High unemployment is a social failing, and it requires a collective response. So far, the Key government has failed the challenge. As Phil Goff has pointed out, the 2,300 jobs that the Key government boasts that it has created with its stimulus package is less than the 3,500 people who recently queued for the 150 jobs at a South Auckland supermarket. Perhaps the Maori Party could re-focus its attention from the symbolic victories it is winning for Maori, and start demanding that its new best friends in government start funding large scale work schemes – which would deliver substantial social rewards for our communities, as well as economic ones.
Mike Moore, US Envoy
A small point, and one I’ve raised elsewhere. The recent appointment of Mike Moore as New Zealand’s ambassador to the United States has been an interesting example of a media consensus quickly emerging on an issue worthy of many different points of view. This is, after all a case of a former politician being appointed to one of our key posts, over the heads of the professionals in the diplomatic corps.
Quite simply the equation among the media and business groups has been : Mike Moore = experienced politician and former WTO boss = a possible free trade deal with the US = a brilliant coup for the government. In the real world though, this political gambit looks like playing far better at home than it will do among the Americans. One might have thought there would concern about whether Moore was really was a such an astute pick, given the prevailing trade climate in 2010. After all, Moore was WTO boss during that organisation’s most zealous free market period, including during the famous anti-WTO riots in Seattle in late 1999. Why would anything think that someone synonymous with that era would be – and would be seen by the Americans to be – an ideal representative for the more protectionist climate obvious in Washington since Barack Obama became President?

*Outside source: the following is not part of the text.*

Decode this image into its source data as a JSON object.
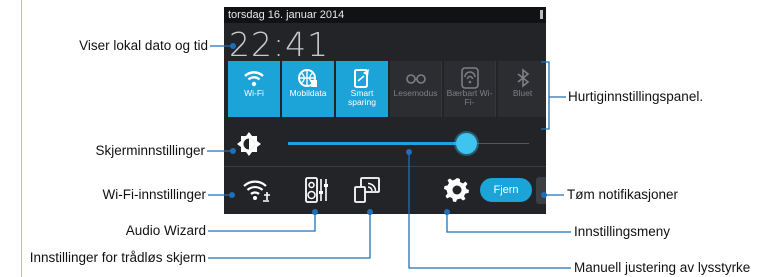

Moore has not changed his spots. Last October, for instance, Moore was telling the NZ Herald that protectionism was the crack cocaine of global economics – which was a line that Moore had lifted from a February attack by a Dallas, Texas political figure upon President Obama’s stimulus package. Thus, we have the poster boy for de-regulated free trade, who has recently parroted an attack line on a central policy of the current President, now promoting our interests in Washington? And we are supposed to be applauding Moore’s appointment as a stroke of bipartisan genius by John Key?